The prosecutor’s office took possession of the damaged SUV, and conducted a drug test on the Fire Director, according to a county press release.

“The decision to not file criminal charges was based on statements of witnesses, evidence at the scene and the results of toxicological testing, which showed no evidence of alcohol or drug use,” reads the release, adding there was “no evidence of excessive speed.”

The statement indicated that the Prosecutor’s Office will “contact the New Jersey Motor Vehicle Commission and request the agency re-evaluate Rawls’ ability and qualifications to hold a New Jersey driver’s license.”

Acting Middlesex County Prosecutor Andrew Carey has been serving in the position for just over a year, having been appointed by Gov. Chris Christie.

When New Brunswick Today asked the county prosecutor’s office what method Rawls used to call authorities per their claims, O’Neill responded with the following legal citation:

“The court rules of the state of New Jersey, the attorneys’ Rules of Professional Conduct, the Governor’s Executive Order Number 69 and the state’s Open Public Records Act prohibit disclosure of evidence and statements gathered during the course of an investigation.”

Rawls has not responded to multiple requests for comment since the incident.  A large group came to show support for him at a recent City Council meeting, just two weeks after hundreds of protestors angry about the crash came out.

But Rawls was not present at either meeting.  Acoring to the NBC report, City Hall said Rawls is currently banned from driving a city vehicle, or any other vehicle while on the clock.

As a result, Rawls has had to be chaeuffered around town by subordinates during the work day.  There has not been a major fire, or off-duty emergency since the incident.

Rawls also came under scrutiny last year when New Brunswick Today revealed the Emergency Management Council, which Rawls chairs, was not having its regularly scheduled meetings.

In fact, two members of the commission indicated they were unfamiliar with its existence.

Editor at New Brunswick Today | 732-993-9697 | | Website

Charlie is the founder and editor of New Brunswick Today, and the winner of the Awbrey Award for Community-Oriented Local Journalism.
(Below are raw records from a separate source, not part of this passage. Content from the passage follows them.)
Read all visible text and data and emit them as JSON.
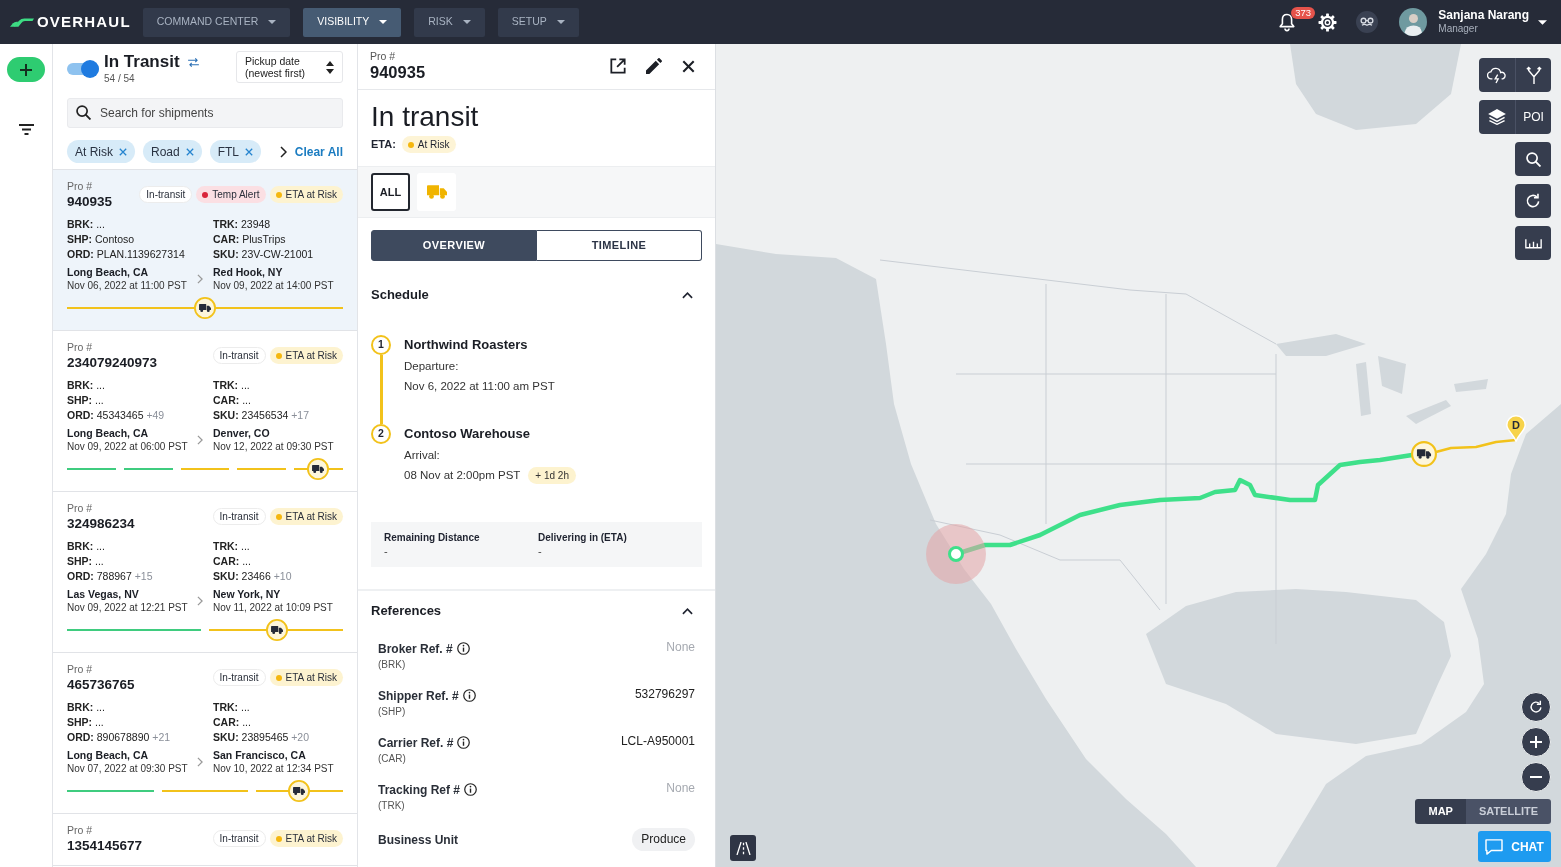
{
  "navbar": {
    "logo": "OVERHAUL",
    "menus": [
      {
        "label": "COMMAND CENTER",
        "selected": false
      },
      {
        "label": "VISIBILITY",
        "selected": true
      },
      {
        "label": "RISK",
        "selected": false
      },
      {
        "label": "SETUP",
        "selected": false
      }
    ],
    "notification_count": "373",
    "user": {
      "name": "Sanjana Narang",
      "role": "Manager"
    }
  },
  "shipment_list": {
    "live_toggle": {
      "on": true
    },
    "title": "In Transit",
    "count": "54 / 54",
    "sort": "Pickup date (newest first)",
    "search": {
      "placeholder": "Search for shipments"
    },
    "filters": [
      "At Risk",
      "Road",
      "FTL"
    ],
    "clear_all": "Clear All",
    "shipments": [
      {
        "selected": true,
        "pro_label": "Pro #",
        "pro": "940935",
        "badges": [
          {
            "kind": "status",
            "label": "In-transit"
          },
          {
            "kind": "alert",
            "label": "Temp Alert"
          },
          {
            "kind": "risk",
            "label": "ETA at Risk"
          }
        ],
        "fields_left": [
          {
            "label": "BRK:",
            "value": "..."
          },
          {
            "label": "SHP:",
            "value": "Contoso"
          },
          {
            "label": "ORD:",
            "value": "PLAN.1139627314"
          }
        ],
        "fields_right": [
          {
            "label": "TRK:",
            "value": "23948"
          },
          {
            "label": "CAR:",
            "value": "PlusTrips"
          },
          {
            "label": "SKU:",
            "value": "23V-CW-21001"
          }
        ],
        "origin": {
          "city": "Long Beach, CA",
          "time": "Nov 06, 2022 at 11:00 PST"
        },
        "destination": {
          "city": "Red Hook, NY",
          "time": "Nov 09, 2022 at 14:00 PST"
        },
        "legs": [
          {
            "completed": false
          }
        ],
        "level": 0.5
      },
      {
        "selected": false,
        "pro_label": "Pro #",
        "pro": "234079240973",
        "badges": [
          {
            "kind": "status",
            "label": "In-transit"
          },
          {
            "kind": "risk",
            "label": "ETA at Risk"
          }
        ],
        "fields_left": [
          {
            "label": "BRK:",
            "value": "..."
          },
          {
            "label": "SHP:",
            "value": "..."
          },
          {
            "label": "ORD:",
            "value": "45343465",
            "extra": "+49"
          }
        ],
        "fields_right": [
          {
            "label": "TRK:",
            "value": "..."
          },
          {
            "label": "CAR:",
            "value": "..."
          },
          {
            "label": "SKU:",
            "value": "23456534",
            "extra": "+17"
          }
        ],
        "origin": {
          "city": "Long Beach, CA",
          "time": "Nov 09, 2022 at 06:00 PST"
        },
        "destination": {
          "city": "Denver, CO",
          "time": "Nov 12, 2022 at 09:30 PST"
        },
        "legs": [
          {
            "completed": true
          },
          {
            "completed": true
          },
          {
            "completed": false
          },
          {
            "completed": false
          },
          {
            "completed": false
          }
        ],
        "level": 0.91
      },
      {
        "selected": false,
        "pro_label": "Pro #",
        "pro": "324986234",
        "badges": [
          {
            "kind": "status",
            "label": "In-transit"
          },
          {
            "kind": "risk",
            "label": "ETA at Risk"
          }
        ],
        "fields_left": [
          {
            "label": "BRK:",
            "value": "..."
          },
          {
            "label": "SHP:",
            "value": "..."
          },
          {
            "label": "ORD:",
            "value": "788967",
            "extra": "+15"
          }
        ],
        "fields_right": [
          {
            "label": "TRK:",
            "value": "..."
          },
          {
            "label": "CAR:",
            "value": "..."
          },
          {
            "label": "SKU:",
            "value": "23466",
            "extra": "+10"
          }
        ],
        "origin": {
          "city": "Las Vegas, NV",
          "time": "Nov 09, 2022 at 12:21 PST"
        },
        "destination": {
          "city": "New York, NY",
          "time": "Nov 11, 2022 at 10:09 PST"
        },
        "legs": [
          {
            "completed": true
          },
          {
            "completed": false
          }
        ],
        "level": 0.76
      },
      {
        "selected": false,
        "pro_label": "Pro #",
        "pro": "465736765",
        "badges": [
          {
            "kind": "status",
            "label": "In-transit"
          },
          {
            "kind": "risk",
            "label": "ETA at Risk"
          }
        ],
        "fields_left": [
          {
            "label": "BRK:",
            "value": "..."
          },
          {
            "label": "SHP:",
            "value": "..."
          },
          {
            "label": "ORD:",
            "value": "890678890",
            "extra": "+21"
          }
        ],
        "fields_right": [
          {
            "label": "TRK:",
            "value": "..."
          },
          {
            "label": "CAR:",
            "value": "..."
          },
          {
            "label": "SKU:",
            "value": "23895465",
            "extra": "+20"
          }
        ],
        "origin": {
          "city": "Long Beach, CA",
          "time": "Nov 07, 2022 at 09:30 PST"
        },
        "destination": {
          "city": "San Francisco, CA",
          "time": "Nov 10, 2022 at 12:34 PST"
        },
        "legs": [
          {
            "completed": true
          },
          {
            "completed": false
          },
          {
            "completed": false
          }
        ],
        "level": 0.84
      },
      {
        "selected": false,
        "pro_label": "Pro #",
        "pro": "1354145677",
        "badges": [
          {
            "kind": "status",
            "label": "In-transit"
          },
          {
            "kind": "risk",
            "label": "ETA at Risk"
          }
        ]
      }
    ]
  },
  "detail": {
    "pro_label": "Pro #",
    "pro": "940935",
    "status": "In transit",
    "eta_label": "ETA:",
    "eta_status": "At Risk",
    "modes": [
      {
        "kind": "all",
        "label": "ALL",
        "selected": true
      },
      {
        "kind": "truck",
        "selected": false
      }
    ],
    "tabs": [
      {
        "label": "OVERVIEW",
        "selected": true
      },
      {
        "label": "TIMELINE",
        "selected": false
      }
    ],
    "schedule": {
      "title": "Schedule",
      "expanded": true,
      "stops": [
        {
          "number": "1",
          "name": "Northwind Roasters",
          "event": "Departure:",
          "time": "Nov 6, 2022 at 11:00 am PST"
        },
        {
          "number": "2",
          "name": "Contoso Warehouse",
          "event": "Arrival:",
          "time": "08 Nov at 2:00pm PST",
          "delay": "+ 1d 2h"
        }
      ]
    },
    "stats": [
      {
        "label": "Remaining Distance",
        "value": "-"
      },
      {
        "label": "Delivering in (ETA)",
        "value": "-"
      }
    ],
    "references": {
      "title": "References",
      "expanded": true,
      "rows": [
        {
          "kind": "empty",
          "label": "Broker Ref. #",
          "info": true,
          "code": "(BRK)",
          "value": "None"
        },
        {
          "kind": "text",
          "label": "Shipper Ref. #",
          "info": true,
          "code": "(SHP)",
          "value": "532796297"
        },
        {
          "kind": "text",
          "label": "Carrier Ref. #",
          "info": true,
          "code": "(CAR)",
          "value": "LCL-A950001"
        },
        {
          "kind": "empty",
          "label": "Tracking Ref #",
          "info": true,
          "code": "(TRK)",
          "value": "None"
        },
        {
          "kind": "tag",
          "label": "Business Unit",
          "info": false,
          "value": "Produce"
        }
      ]
    }
  },
  "map": {
    "destination_label": "D",
    "poi": "POI",
    "view_modes": [
      {
        "label": "MAP",
        "selected": true
      },
      {
        "label": "SATELLITE",
        "selected": false
      }
    ],
    "chat": "CHAT"
  }
}
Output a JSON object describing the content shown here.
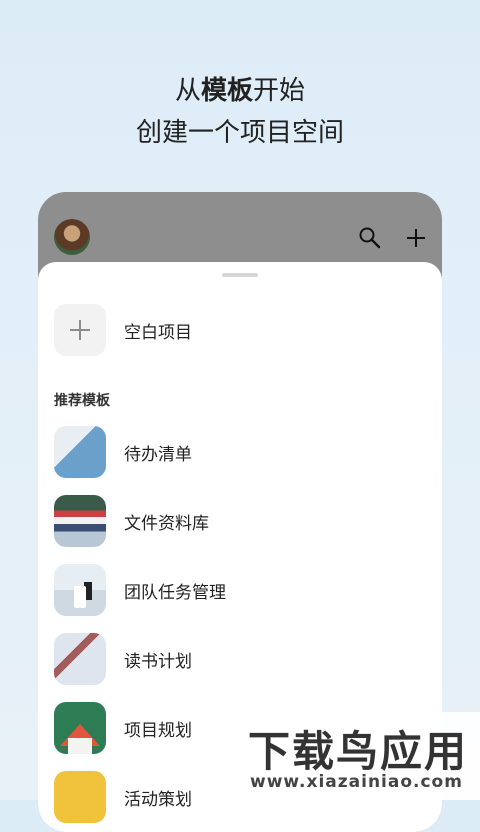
{
  "header": {
    "line1_pre": "从",
    "line1_bold": "模板",
    "line1_post": "开始",
    "line2": "创建一个项目空间"
  },
  "sheet": {
    "blank_label": "空白项目",
    "section_title": "推荐模板",
    "templates": [
      {
        "label": "待办清单",
        "icon": "notebook-image"
      },
      {
        "label": "文件资料库",
        "icon": "books-image"
      },
      {
        "label": "团队任务管理",
        "icon": "desk-image"
      },
      {
        "label": "读书计划",
        "icon": "reading-image"
      },
      {
        "label": "项目规划",
        "icon": "project-image"
      },
      {
        "label": "活动策划",
        "icon": "event-image"
      }
    ]
  },
  "watermark": {
    "title": "下载鸟应用",
    "url": "www.xiazainiao.com"
  }
}
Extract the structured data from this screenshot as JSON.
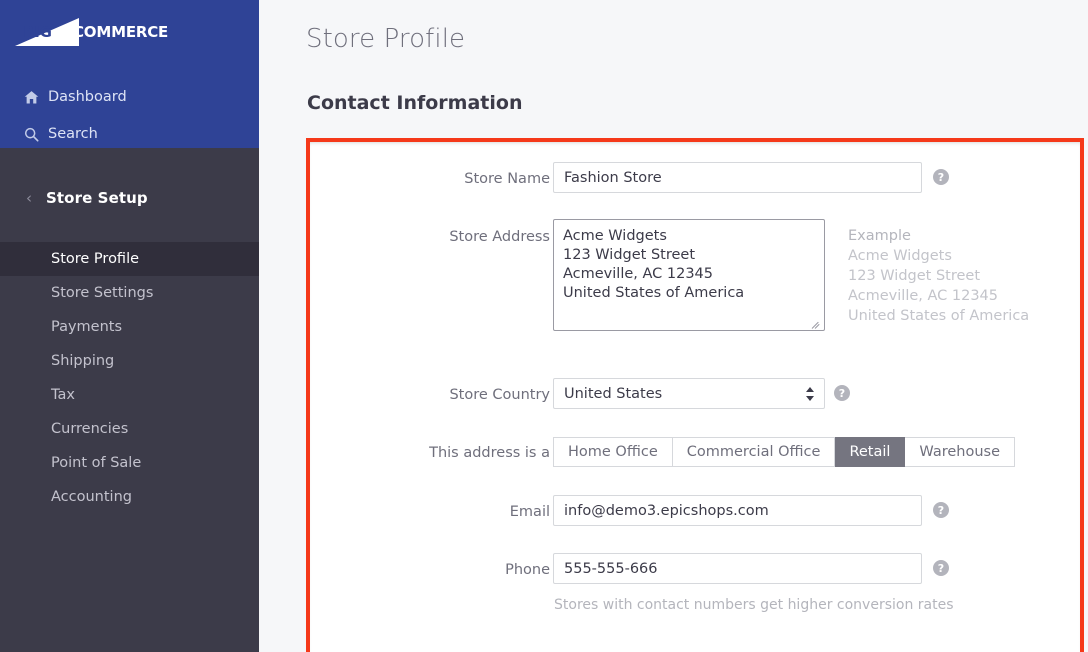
{
  "brand": {
    "logo_big": "BIG",
    "logo_rest": "COMMERCE"
  },
  "sidebar": {
    "top_items": [
      {
        "label": "Dashboard",
        "icon": "home-icon"
      },
      {
        "label": "Search",
        "icon": "search-icon"
      }
    ],
    "section": {
      "label": "Store Setup",
      "back_icon": "chevron-left-icon"
    },
    "items": [
      {
        "label": "Store Profile",
        "active": true
      },
      {
        "label": "Store Settings",
        "active": false
      },
      {
        "label": "Payments",
        "active": false
      },
      {
        "label": "Shipping",
        "active": false
      },
      {
        "label": "Tax",
        "active": false
      },
      {
        "label": "Currencies",
        "active": false
      },
      {
        "label": "Point of Sale",
        "active": false
      },
      {
        "label": "Accounting",
        "active": false
      }
    ]
  },
  "main": {
    "page_title": "Store Profile",
    "section_title": "Contact Information"
  },
  "form": {
    "store_name": {
      "label": "Store Name",
      "value": "Fashion Store",
      "help_icon": "question-mark-icon"
    },
    "store_address": {
      "label": "Store Address",
      "value": "Acme Widgets\n123 Widget Street\nAcmeville, AC 12345\nUnited States of America",
      "example_heading": "Example",
      "example_lines": [
        "Acme Widgets",
        "123 Widget Street",
        "Acmeville, AC 12345",
        "United States of America"
      ]
    },
    "store_country": {
      "label": "Store Country",
      "value": "United States",
      "help_icon": "question-mark-icon"
    },
    "address_type": {
      "label": "This address is a",
      "options": [
        "Home Office",
        "Commercial Office",
        "Retail",
        "Warehouse"
      ],
      "selected": "Retail"
    },
    "email": {
      "label": "Email",
      "value": "info@demo3.epicshops.com",
      "help_icon": "question-mark-icon"
    },
    "phone": {
      "label": "Phone",
      "value": "555-555-666",
      "help_icon": "question-mark-icon",
      "helper_text": "Stores with contact numbers get higher conversion rates"
    }
  },
  "colors": {
    "sidebar_top": "#2f4396",
    "sidebar": "#3c3b49",
    "sidebar_active": "#302e3b",
    "annotation": "#f5391a",
    "segment_active": "#757580"
  }
}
He is a proud Rutgers University journalism graduate, a community organizer, and a former independent candidate for mayor of New Brunswick.

Charlie is the founder and editor of New Brunswick Today, and the winner of the Awbrey Award for Community-Oriented Local Journalism. He is a proud Rutgers University journalism graduate, a community organizer, and a former independent candidate for mayor of New Brunswick.